## Records shown
-*-*-

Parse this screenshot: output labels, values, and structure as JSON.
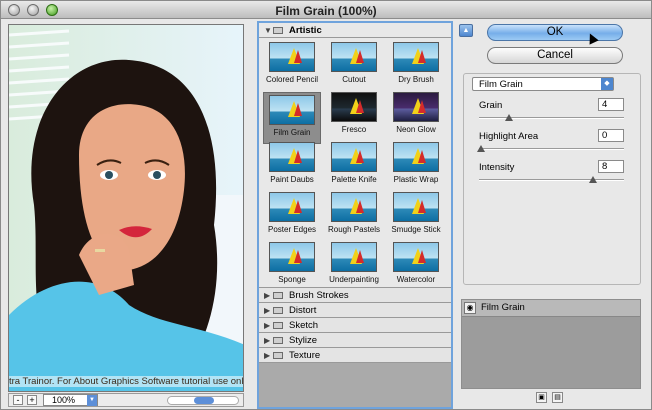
{
  "window": {
    "title": "Film Grain (100%)"
  },
  "preview": {
    "caption": "tra Trainor. For About Graphics Software tutorial use onl",
    "zoom": "100%"
  },
  "statusbar": {
    "minus": "-",
    "plus": "+"
  },
  "gallery": {
    "open_folder": "Artistic",
    "thumbnails": [
      {
        "label": "Colored Pencil"
      },
      {
        "label": "Cutout"
      },
      {
        "label": "Dry Brush"
      },
      {
        "label": "Film Grain"
      },
      {
        "label": "Fresco"
      },
      {
        "label": "Neon Glow"
      },
      {
        "label": "Paint Daubs"
      },
      {
        "label": "Palette Knife"
      },
      {
        "label": "Plastic Wrap"
      },
      {
        "label": "Poster Edges"
      },
      {
        "label": "Rough Pastels"
      },
      {
        "label": "Smudge Stick"
      },
      {
        "label": "Sponge"
      },
      {
        "label": "Underpainting"
      },
      {
        "label": "Watercolor"
      }
    ],
    "selected": "Film Grain",
    "folders": [
      {
        "label": "Brush Strokes"
      },
      {
        "label": "Distort"
      },
      {
        "label": "Sketch"
      },
      {
        "label": "Stylize"
      },
      {
        "label": "Texture"
      }
    ]
  },
  "buttons": {
    "ok": "OK",
    "cancel": "Cancel"
  },
  "settings": {
    "filter": "Film Grain",
    "params": [
      {
        "label": "Grain",
        "value": "4",
        "level": 0.2
      },
      {
        "label": "Highlight Area",
        "value": "0",
        "level": 0.0
      },
      {
        "label": "Intensity",
        "value": "8",
        "level": 0.8
      }
    ]
  },
  "layers": {
    "items": [
      {
        "label": "Film Grain"
      }
    ]
  },
  "colors": {
    "accent": "#6fa3dc",
    "button_blue": "#76aee9",
    "window_bg": "#e8e8e8"
  }
}
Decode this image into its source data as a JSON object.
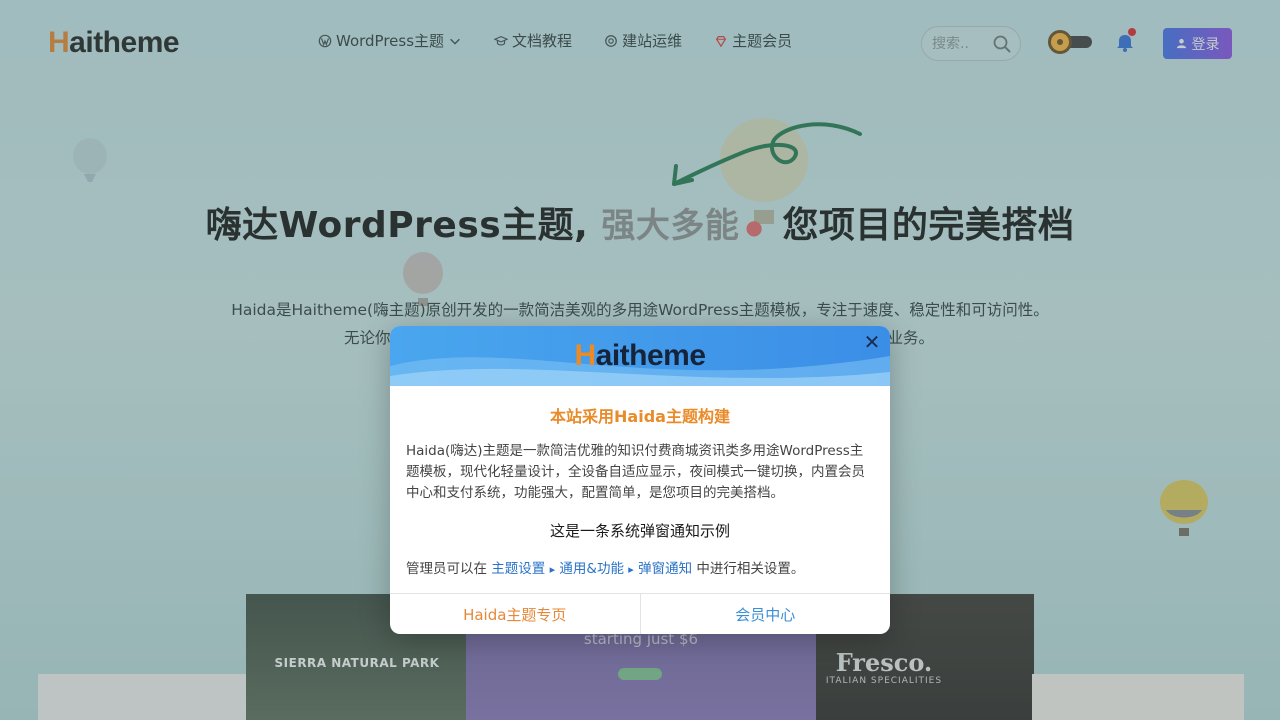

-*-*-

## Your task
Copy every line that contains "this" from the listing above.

## Final answer
Parse this screenshot: output labels, values, and structure as JSON.
Decode this image into its source data as a JSON object.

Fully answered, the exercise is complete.